I read that article and found the following interesting (discussing the evolution of Patek's 3940 over a 20-year period:I posted an article from A Collected Man on watch typography a few days/weeks ago. Very astute and in-depth observations. One could argue, as another poster suggested, that Patek is purposefully choosing very ubiquitous/anonymous fonts.
I will grant you that it's entirely possible that Patek has chosen modern generic fonts, including the much-reviled Arial, out of some sort of purposeful approach but that doesn't mean people have to like it.As the reference evolves, this brand signature becomes gradually larger and more muted, whilst the subdials also begin to evolve to a more contemporary font. As a result, if you hold a 3940 from 1985 and one produced twenty years later, they are on the surface, almost identical. However, the subtle differences in typeface size and font mean that one feels distinctly like a vintage piece, whilst the other feels much more modern. Beyond the obvious element of rarity, this is why collectors have tended to gravitate towards the earlier executions of this perpetual calendar, as they speak to a certain Patek Philippe aesthetic which is long lost today.

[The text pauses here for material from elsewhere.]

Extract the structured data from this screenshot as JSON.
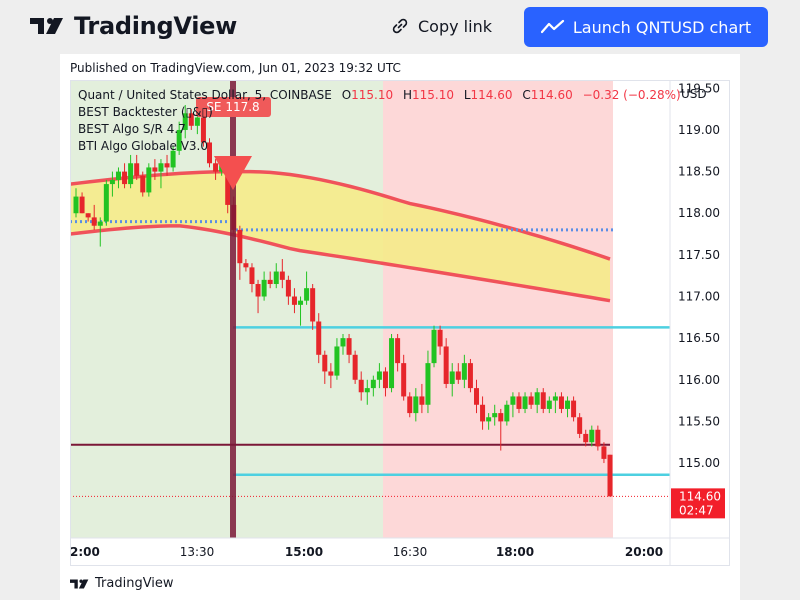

You don't appear to be aware of the arbitrary nature of your commentary. You criticize Lange for its flashy finishing without stopping to acknowledge that in 2021 almost the entirety of finishing, beyond the very basic machining done by the likes of Rolex and ETA, is all for show. Pick your Patek - it doesn't have a better service life or performance than the simplest Rolex coming off the robotic assembly line in 2021. If there is a non-aesthetic benefit to Patek's superior finishing in 2021, I don't think I've heard of it. Of course you can choose to eschew gold chatons, blued screws, etc. in favor of the finishing details you like for whatever reason you like, but that's based on your personal priorities. Yet you continue to stridently argue that Patek's finishing choices are somehow objectively superior to Lange and others.I can understood why something like the 5396 isn’t exactly to everyone’s taste and there are certainly things one can nitpick, but I think when people are attacking it for being a critical failure of design, something else is going on.